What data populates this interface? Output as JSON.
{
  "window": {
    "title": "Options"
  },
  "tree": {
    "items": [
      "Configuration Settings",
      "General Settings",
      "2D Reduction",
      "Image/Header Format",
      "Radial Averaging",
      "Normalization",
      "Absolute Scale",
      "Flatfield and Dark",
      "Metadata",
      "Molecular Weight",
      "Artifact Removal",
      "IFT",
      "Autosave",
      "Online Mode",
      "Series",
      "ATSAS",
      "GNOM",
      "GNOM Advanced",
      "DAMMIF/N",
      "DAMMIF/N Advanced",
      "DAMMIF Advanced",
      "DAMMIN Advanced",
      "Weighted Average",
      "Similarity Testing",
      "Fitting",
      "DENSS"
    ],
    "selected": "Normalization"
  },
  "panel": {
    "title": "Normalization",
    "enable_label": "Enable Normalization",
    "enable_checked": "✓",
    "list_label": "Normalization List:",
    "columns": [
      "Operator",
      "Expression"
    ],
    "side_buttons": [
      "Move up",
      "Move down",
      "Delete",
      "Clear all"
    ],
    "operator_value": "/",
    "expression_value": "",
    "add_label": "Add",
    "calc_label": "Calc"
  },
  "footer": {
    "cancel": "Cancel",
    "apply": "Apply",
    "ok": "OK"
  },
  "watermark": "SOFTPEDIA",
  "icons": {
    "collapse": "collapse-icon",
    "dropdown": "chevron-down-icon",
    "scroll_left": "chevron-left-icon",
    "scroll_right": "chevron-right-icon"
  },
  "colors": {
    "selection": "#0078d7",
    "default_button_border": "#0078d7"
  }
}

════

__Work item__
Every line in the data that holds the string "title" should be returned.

__Reply__
    "title": "Options"
    "title": "Normalization",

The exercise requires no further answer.